● What you have to do: Only the lines holding the string "value" are needed; copy each of them from the data.

Entries from a dataset of interfaces
§

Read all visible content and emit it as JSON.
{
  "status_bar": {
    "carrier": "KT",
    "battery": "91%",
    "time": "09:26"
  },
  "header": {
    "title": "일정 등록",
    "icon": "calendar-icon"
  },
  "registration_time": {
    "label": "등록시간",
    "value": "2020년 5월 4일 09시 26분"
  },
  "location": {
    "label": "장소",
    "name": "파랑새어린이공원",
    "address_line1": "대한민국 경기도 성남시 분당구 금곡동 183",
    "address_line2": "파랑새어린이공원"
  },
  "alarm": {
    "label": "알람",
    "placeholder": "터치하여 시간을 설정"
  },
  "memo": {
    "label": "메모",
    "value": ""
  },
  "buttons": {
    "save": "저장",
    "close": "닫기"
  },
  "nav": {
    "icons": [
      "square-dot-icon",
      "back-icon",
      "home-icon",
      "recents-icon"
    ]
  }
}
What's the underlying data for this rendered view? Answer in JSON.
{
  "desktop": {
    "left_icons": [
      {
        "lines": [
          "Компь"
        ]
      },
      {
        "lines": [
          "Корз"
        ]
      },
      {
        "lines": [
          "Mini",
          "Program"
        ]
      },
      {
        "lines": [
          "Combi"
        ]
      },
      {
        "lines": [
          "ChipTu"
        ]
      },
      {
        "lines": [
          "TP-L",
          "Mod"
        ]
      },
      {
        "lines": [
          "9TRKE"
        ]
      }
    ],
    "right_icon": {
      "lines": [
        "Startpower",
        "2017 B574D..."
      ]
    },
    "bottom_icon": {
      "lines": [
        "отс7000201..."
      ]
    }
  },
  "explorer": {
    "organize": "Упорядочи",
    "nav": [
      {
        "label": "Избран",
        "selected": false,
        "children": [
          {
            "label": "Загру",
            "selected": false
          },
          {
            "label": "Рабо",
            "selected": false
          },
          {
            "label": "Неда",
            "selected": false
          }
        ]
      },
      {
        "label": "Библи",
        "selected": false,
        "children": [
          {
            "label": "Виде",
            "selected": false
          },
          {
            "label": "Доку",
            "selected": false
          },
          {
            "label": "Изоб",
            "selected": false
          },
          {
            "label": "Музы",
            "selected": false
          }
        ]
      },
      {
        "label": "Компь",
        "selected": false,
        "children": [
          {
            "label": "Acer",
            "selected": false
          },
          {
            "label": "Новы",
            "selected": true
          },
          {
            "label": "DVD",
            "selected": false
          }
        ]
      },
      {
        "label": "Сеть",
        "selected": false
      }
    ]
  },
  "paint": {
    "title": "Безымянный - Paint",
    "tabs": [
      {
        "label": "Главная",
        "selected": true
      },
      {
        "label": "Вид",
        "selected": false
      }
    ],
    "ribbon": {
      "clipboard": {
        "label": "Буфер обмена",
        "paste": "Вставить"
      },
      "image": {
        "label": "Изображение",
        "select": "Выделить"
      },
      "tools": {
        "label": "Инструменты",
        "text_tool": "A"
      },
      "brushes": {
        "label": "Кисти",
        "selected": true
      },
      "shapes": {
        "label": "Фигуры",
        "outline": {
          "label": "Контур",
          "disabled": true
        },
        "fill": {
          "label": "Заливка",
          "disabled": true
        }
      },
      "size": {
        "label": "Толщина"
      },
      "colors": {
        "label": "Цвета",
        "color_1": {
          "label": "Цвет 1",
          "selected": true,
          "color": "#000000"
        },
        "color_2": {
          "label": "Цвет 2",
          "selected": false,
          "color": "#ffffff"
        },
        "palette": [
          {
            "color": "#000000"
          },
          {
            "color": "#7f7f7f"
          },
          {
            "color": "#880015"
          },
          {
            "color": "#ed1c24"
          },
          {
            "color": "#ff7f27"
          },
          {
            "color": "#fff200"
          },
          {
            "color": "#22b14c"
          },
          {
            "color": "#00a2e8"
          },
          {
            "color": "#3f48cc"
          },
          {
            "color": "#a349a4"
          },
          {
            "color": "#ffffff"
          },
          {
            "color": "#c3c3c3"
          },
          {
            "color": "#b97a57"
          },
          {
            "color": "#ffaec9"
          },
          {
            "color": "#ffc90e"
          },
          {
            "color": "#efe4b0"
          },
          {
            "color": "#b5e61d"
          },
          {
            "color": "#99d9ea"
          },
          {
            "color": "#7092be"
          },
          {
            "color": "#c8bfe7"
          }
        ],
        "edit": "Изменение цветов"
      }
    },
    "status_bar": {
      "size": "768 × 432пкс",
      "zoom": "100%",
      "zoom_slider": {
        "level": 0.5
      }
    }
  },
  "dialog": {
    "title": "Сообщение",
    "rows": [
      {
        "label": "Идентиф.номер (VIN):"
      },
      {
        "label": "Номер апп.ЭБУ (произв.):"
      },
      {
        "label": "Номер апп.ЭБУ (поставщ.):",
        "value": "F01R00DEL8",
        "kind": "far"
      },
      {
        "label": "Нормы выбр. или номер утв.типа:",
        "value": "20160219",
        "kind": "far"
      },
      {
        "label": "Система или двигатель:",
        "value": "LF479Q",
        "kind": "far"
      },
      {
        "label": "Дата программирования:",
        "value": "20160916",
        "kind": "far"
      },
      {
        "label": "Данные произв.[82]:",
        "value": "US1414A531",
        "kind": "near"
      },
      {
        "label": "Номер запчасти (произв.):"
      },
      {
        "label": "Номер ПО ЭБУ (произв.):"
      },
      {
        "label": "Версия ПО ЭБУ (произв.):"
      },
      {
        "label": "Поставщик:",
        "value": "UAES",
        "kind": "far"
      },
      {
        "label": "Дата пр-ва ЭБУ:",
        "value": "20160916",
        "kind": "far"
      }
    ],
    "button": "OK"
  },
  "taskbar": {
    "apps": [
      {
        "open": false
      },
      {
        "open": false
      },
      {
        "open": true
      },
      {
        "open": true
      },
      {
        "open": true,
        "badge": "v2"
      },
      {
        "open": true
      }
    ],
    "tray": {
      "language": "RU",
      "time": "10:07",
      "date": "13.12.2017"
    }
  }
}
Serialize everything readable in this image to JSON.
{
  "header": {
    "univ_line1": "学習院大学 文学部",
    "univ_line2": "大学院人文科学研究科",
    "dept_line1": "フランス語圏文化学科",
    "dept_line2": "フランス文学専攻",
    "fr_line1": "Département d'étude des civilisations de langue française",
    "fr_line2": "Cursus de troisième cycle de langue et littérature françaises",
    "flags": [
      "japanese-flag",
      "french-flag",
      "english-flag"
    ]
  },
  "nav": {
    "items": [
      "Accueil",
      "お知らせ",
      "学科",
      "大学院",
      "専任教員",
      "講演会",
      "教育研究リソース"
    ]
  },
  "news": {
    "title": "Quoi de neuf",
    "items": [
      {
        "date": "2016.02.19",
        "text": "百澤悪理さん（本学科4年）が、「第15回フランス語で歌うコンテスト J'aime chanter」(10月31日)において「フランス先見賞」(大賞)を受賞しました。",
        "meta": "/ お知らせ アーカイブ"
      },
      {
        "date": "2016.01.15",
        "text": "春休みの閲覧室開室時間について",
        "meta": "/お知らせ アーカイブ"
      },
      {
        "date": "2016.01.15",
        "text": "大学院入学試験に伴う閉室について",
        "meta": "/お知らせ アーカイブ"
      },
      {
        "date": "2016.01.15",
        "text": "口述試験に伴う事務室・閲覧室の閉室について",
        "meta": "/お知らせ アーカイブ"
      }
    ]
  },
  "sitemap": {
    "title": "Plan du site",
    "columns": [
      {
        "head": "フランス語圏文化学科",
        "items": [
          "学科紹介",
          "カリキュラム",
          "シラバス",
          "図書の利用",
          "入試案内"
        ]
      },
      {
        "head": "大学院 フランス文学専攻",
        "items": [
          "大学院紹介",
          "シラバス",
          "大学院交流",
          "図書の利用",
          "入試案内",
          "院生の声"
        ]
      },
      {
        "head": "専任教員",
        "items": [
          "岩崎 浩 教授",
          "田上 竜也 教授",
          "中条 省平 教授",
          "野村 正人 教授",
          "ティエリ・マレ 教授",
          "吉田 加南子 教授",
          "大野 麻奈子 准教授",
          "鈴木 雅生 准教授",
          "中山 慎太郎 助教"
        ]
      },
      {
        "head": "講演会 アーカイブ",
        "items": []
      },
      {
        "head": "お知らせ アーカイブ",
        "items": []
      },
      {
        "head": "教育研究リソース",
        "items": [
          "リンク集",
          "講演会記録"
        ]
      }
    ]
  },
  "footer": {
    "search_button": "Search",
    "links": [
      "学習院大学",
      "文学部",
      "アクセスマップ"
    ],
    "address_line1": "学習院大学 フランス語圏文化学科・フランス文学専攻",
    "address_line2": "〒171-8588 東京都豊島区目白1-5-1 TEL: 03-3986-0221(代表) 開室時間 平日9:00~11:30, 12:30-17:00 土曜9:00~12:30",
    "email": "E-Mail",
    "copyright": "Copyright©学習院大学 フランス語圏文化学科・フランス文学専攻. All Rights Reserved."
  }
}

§

● Completed task:
    "value": "2020년 5월 4일 09시 26분"
    "value": ""
        "value": "F01R00DEL8",
        "value": "20160219",
        "value": "LF479Q",
        "value": "20160916",
        "value": "US1414A531",
        "value": "UAES",
        "value": "20160916",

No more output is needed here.